Some communities already are seeing more walkers because of the slow economy.
"The way gas prices are, people are rediscovering their feet," said Pam Fischer, highway traffic safety director in New Jersey, which recently launched a "Cops in the Crosswalks" program.
In Chicago, most drivers were puzzled to find themselves pulled over.
Roland Sapitula said stopping was simply not an option. "It was too late for me to get on the brakes," he said.
Louis Ramirez, 84, said he didn't see Delgado -- and he wouldn't have stopped for her if he had. "There's no sign out there," he said. "I [do] not have to stop."
Officers gave motorists a brief lecture about the law, then sent relieved drivers on their way. But police understand the only thing more effective than a lecture from a police officer is a lecture and a ticket.
"If there's really no threat of getting a ticket for it, you're not going to really pay attention," said officer Chuck Trendle, who was working with Delgado.
In Essex County, N.J., authorities "tried the educational route for years," said Paul Loriquet, spokesman for the prosecutor's office. "But until you hit somebody in the wallet, it doesn't stick."
The threat of a ticket seemed to work in Bellingham, Wash. After the city started a police-decoy program in 2002, the percentage of drivers who yielded to pedestrians rose at least 25 percent -- even at corners where tickets were not being issued.
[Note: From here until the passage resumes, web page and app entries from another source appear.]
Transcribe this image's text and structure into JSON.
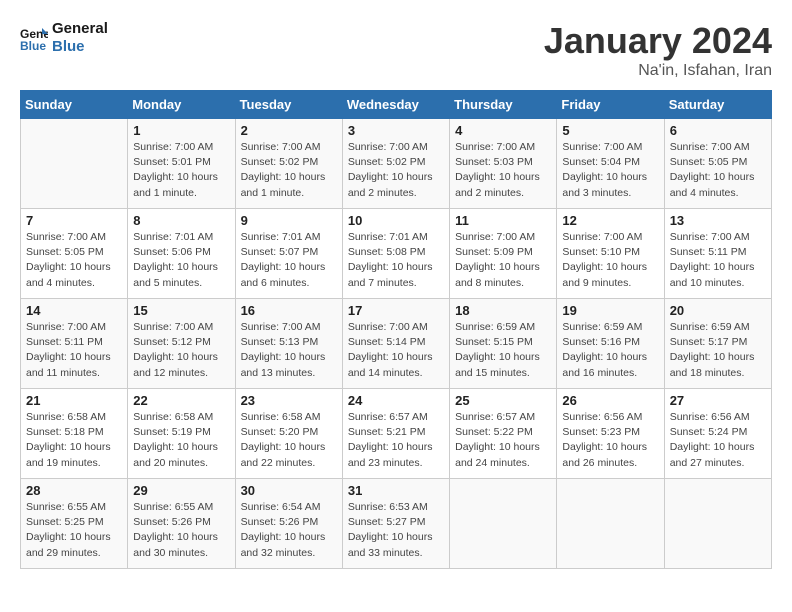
{
  "header": {
    "logo_line1": "General",
    "logo_line2": "Blue",
    "title": "January 2024",
    "subtitle": "Na'in, Isfahan, Iran"
  },
  "weekdays": [
    "Sunday",
    "Monday",
    "Tuesday",
    "Wednesday",
    "Thursday",
    "Friday",
    "Saturday"
  ],
  "weeks": [
    [
      {
        "day": "",
        "info": ""
      },
      {
        "day": "1",
        "info": "Sunrise: 7:00 AM\nSunset: 5:01 PM\nDaylight: 10 hours\nand 1 minute."
      },
      {
        "day": "2",
        "info": "Sunrise: 7:00 AM\nSunset: 5:02 PM\nDaylight: 10 hours\nand 1 minute."
      },
      {
        "day": "3",
        "info": "Sunrise: 7:00 AM\nSunset: 5:02 PM\nDaylight: 10 hours\nand 2 minutes."
      },
      {
        "day": "4",
        "info": "Sunrise: 7:00 AM\nSunset: 5:03 PM\nDaylight: 10 hours\nand 2 minutes."
      },
      {
        "day": "5",
        "info": "Sunrise: 7:00 AM\nSunset: 5:04 PM\nDaylight: 10 hours\nand 3 minutes."
      },
      {
        "day": "6",
        "info": "Sunrise: 7:00 AM\nSunset: 5:05 PM\nDaylight: 10 hours\nand 4 minutes."
      }
    ],
    [
      {
        "day": "7",
        "info": "Sunrise: 7:00 AM\nSunset: 5:05 PM\nDaylight: 10 hours\nand 4 minutes."
      },
      {
        "day": "8",
        "info": "Sunrise: 7:01 AM\nSunset: 5:06 PM\nDaylight: 10 hours\nand 5 minutes."
      },
      {
        "day": "9",
        "info": "Sunrise: 7:01 AM\nSunset: 5:07 PM\nDaylight: 10 hours\nand 6 minutes."
      },
      {
        "day": "10",
        "info": "Sunrise: 7:01 AM\nSunset: 5:08 PM\nDaylight: 10 hours\nand 7 minutes."
      },
      {
        "day": "11",
        "info": "Sunrise: 7:00 AM\nSunset: 5:09 PM\nDaylight: 10 hours\nand 8 minutes."
      },
      {
        "day": "12",
        "info": "Sunrise: 7:00 AM\nSunset: 5:10 PM\nDaylight: 10 hours\nand 9 minutes."
      },
      {
        "day": "13",
        "info": "Sunrise: 7:00 AM\nSunset: 5:11 PM\nDaylight: 10 hours\nand 10 minutes."
      }
    ],
    [
      {
        "day": "14",
        "info": "Sunrise: 7:00 AM\nSunset: 5:11 PM\nDaylight: 10 hours\nand 11 minutes."
      },
      {
        "day": "15",
        "info": "Sunrise: 7:00 AM\nSunset: 5:12 PM\nDaylight: 10 hours\nand 12 minutes."
      },
      {
        "day": "16",
        "info": "Sunrise: 7:00 AM\nSunset: 5:13 PM\nDaylight: 10 hours\nand 13 minutes."
      },
      {
        "day": "17",
        "info": "Sunrise: 7:00 AM\nSunset: 5:14 PM\nDaylight: 10 hours\nand 14 minutes."
      },
      {
        "day": "18",
        "info": "Sunrise: 6:59 AM\nSunset: 5:15 PM\nDaylight: 10 hours\nand 15 minutes."
      },
      {
        "day": "19",
        "info": "Sunrise: 6:59 AM\nSunset: 5:16 PM\nDaylight: 10 hours\nand 16 minutes."
      },
      {
        "day": "20",
        "info": "Sunrise: 6:59 AM\nSunset: 5:17 PM\nDaylight: 10 hours\nand 18 minutes."
      }
    ],
    [
      {
        "day": "21",
        "info": "Sunrise: 6:58 AM\nSunset: 5:18 PM\nDaylight: 10 hours\nand 19 minutes."
      },
      {
        "day": "22",
        "info": "Sunrise: 6:58 AM\nSunset: 5:19 PM\nDaylight: 10 hours\nand 20 minutes."
      },
      {
        "day": "23",
        "info": "Sunrise: 6:58 AM\nSunset: 5:20 PM\nDaylight: 10 hours\nand 22 minutes."
      },
      {
        "day": "24",
        "info": "Sunrise: 6:57 AM\nSunset: 5:21 PM\nDaylight: 10 hours\nand 23 minutes."
      },
      {
        "day": "25",
        "info": "Sunrise: 6:57 AM\nSunset: 5:22 PM\nDaylight: 10 hours\nand 24 minutes."
      },
      {
        "day": "26",
        "info": "Sunrise: 6:56 AM\nSunset: 5:23 PM\nDaylight: 10 hours\nand 26 minutes."
      },
      {
        "day": "27",
        "info": "Sunrise: 6:56 AM\nSunset: 5:24 PM\nDaylight: 10 hours\nand 27 minutes."
      }
    ],
    [
      {
        "day": "28",
        "info": "Sunrise: 6:55 AM\nSunset: 5:25 PM\nDaylight: 10 hours\nand 29 minutes."
      },
      {
        "day": "29",
        "info": "Sunrise: 6:55 AM\nSunset: 5:26 PM\nDaylight: 10 hours\nand 30 minutes."
      },
      {
        "day": "30",
        "info": "Sunrise: 6:54 AM\nSunset: 5:26 PM\nDaylight: 10 hours\nand 32 minutes."
      },
      {
        "day": "31",
        "info": "Sunrise: 6:53 AM\nSunset: 5:27 PM\nDaylight: 10 hours\nand 33 minutes."
      },
      {
        "day": "",
        "info": ""
      },
      {
        "day": "",
        "info": ""
      },
      {
        "day": "",
        "info": ""
      }
    ]
  ]
}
In St. Petersburg, Fla., the results were even more impressive. The percentage of motorists who yielded to pedestrians jumped from 2 percent in 2003 to 82 percent in 2007, after police began writing tickets, educating the public and installing flashing beacons. Pedestrian crashes dropped 17 percent between 2005 and 2006.
"It starts putting pedestrians on their radar," said Ron Van Houten, a Western Michigan University psychology professor who has studied pedestrian safety and trained officers around the nation, including Chicago.
Police say undercover pedestrians will focus attention on crosswalk safety the same way that giving tickets for seat belt violations convinced more people to buckle up in the 1980s.
"Eventually, people get it," Trendle said.